Epidemiology & Biostatistics Flashcards Preview

ACVPM prep by Heidi > Epidemiology & Biostatistics > Flashcards

Flashcards in Epidemiology & Biostatistics Deck (29):
1

Define Bias

Systematic error in the design, management or analysis of a study that causes a mistaken estimate of the exposure’s effect on the outcome.

2

Explain design bias

Wrongly chosen sampling strategy or study design.

3

Explain conduct bias

case enrollment, follow-up or data collection is not carried out properly and has issues.

4

Explain analysis bias

The chosen statistical methods are wrong, variables could be miscategorized or modelling assumptions can be wrong.

5

What three types of bias are there?

Selection Bias, Confounders and information bias (also called measurement or misclassification bias)

6

Define confounding

A confounder is a variable that influences both the dependent variable and independent variable causing a spurious association.

7

Define sensitivity

The proportion of positives that are correctly identified as such. (Also called the true positive rate, the recall, or probability of detection in some fields)

8

Define spesificity

The proportion of negatives that are correctly identified as such. (Also called the true negative rate)

9

What are the four main aspects of infection control?

Surveillance (passive/active), patient contact, hygiene, education/awareness

10

How does Normal distribution fit with standard deviation?

68% are within 1 SD of mean and 95.5% are in 2 SD's and 2.3% in each tail .

11

Range of P-value and the usual significance level

range from 0-1, significance commonly 0,05

12

What is Type II error?

Thinking there is no difference when there in truth is difference, ie. the failure to reject null hypothesis.

13

What is Type I error?

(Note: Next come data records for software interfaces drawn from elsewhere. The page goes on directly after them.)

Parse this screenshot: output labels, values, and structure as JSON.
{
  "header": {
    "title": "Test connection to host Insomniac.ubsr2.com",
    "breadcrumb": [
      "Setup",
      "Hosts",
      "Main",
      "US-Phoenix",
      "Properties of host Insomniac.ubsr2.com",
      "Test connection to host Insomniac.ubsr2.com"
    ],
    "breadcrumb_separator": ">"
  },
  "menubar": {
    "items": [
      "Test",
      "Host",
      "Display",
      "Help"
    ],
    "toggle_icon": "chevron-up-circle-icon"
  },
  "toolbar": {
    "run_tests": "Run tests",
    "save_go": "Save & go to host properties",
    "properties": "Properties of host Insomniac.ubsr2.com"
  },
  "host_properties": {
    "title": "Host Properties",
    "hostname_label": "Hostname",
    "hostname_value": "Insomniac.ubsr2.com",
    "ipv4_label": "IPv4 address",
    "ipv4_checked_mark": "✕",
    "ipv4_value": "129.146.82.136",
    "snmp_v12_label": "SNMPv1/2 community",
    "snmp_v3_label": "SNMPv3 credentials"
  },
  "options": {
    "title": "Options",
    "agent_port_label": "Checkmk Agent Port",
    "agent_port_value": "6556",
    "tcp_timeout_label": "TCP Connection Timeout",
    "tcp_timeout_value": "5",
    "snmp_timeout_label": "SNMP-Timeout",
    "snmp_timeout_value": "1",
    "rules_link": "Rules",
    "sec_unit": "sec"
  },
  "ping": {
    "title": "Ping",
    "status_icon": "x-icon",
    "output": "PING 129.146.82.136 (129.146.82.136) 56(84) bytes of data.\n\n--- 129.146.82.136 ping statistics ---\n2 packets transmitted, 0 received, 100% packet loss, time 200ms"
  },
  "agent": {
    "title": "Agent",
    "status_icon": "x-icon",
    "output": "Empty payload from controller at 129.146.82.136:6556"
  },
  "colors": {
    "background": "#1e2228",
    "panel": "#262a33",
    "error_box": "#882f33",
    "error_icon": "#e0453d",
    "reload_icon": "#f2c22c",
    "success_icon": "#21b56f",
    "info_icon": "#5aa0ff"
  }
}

Thinking that there is a difference, when in fact there is none, ie. the failure to accept true null hypothesis.

14

Explain power and what affects it

The ability for a test to find a difference when there really is difference, ie a true positive. Power is high if the outcome difference is large, when significance level is high, sampling variability is low and sample size is large

15

What can linear regression be used for? How to test for significance of the test?

explore the linear relationship between two continuous random variables with normal distribution and equal variance. Use p-value of the slope for significance and R-squared (between 0-1, percentages) to how well it fit's the data.

16

Uses of logistic regression and type of curve, results and significance?

To model the log of the odds of the binary outcome we are interested in as a linear function of one or more predictors, X. Sigmoid curve. Results are either coefficients (beetas) or odds ratios ratios calculated from them (exp(coefficient) and confidence intervals or p-values.

17

What tests can you use for testing or modeling means of continuous data?

t-test, Anova and linear regression

18

What should you know to estimate correct sample size,?

Significance level (alpha=0,05, remember type I versus type II trade off - the lover level, the higher sample), Power (1-beta, sensitivity), Variance (ie how precise are your measurements), Effect size (smaller effect, larger sample)

19

Ten Steps of an Outbreak Investigation

1. Determine the existence of the outbreak
2. Confirm the diagnosis
3. Define a case and count cases
4. Orient the data in terms of time, place, and person
5. Determine who is at risk of becoming ill
6. Develop a hypothesis that explains the exposure that caused disease and test this hypothesis
7. Compare the hypothesis with the established facts
8. Plan a more systematic study
9. Prepare a written report
10. Execute control and prevention measures

20

For example, suppose we want to estimate the survival of premature infants that are born at 25 weeks of gestation and we create a CI that ranges from 64.3% to 89.5%. How can we interpret this value?

“We are 95% sure that this interval 64.3% to 89.5% contains the overall proportion of surviving infants in the population.” Or another way, “We are 95% sure that the true proportion of survival for infants born at 25 weeks of gestation is between 64.3% and 89.5%”

21

Describe nominal data

No natural order - gender, race, blood type

22

Describe ordinal data

Natural order - tumor scales, social class

23

Describe binary data

0-1, disease status, diagnostic test result

24

Describe categorical data and test to use with it

Either nominal, ordinal or binary. Summarise with counts and proportions, plot with pies and bars, analyse with confidence intervals, chi-square, mcNemar(paired), logistic regression (multiple

25

What classes fall into quantitative data

Discrete meaning integers and continuous which can take any real number

26

What methods can you use for discrete count data?

rates for summary, trend plots and histograms for plots and confidence intervals and poisson regression

27

What methods can you use for continuous data?

Summarise: mean, SD, median, interquartile range.
Plot: histogram, scatter plot, box plot, dot plot
Analyse: confidence interval, T-test, anova, correlation, simple and multiple linear regression

28

Time-to-Event methods?

Summary: median survival time, five-year survival, hazard ratio (HR)
Plot: Kaplan-meier curves
Analyse: confidence interval of HR, Long-rank test, proportional hazard regression (PHR = cox regression)

29

Factors that affect estimate precision

variability of outcome, sample size, desired confidence level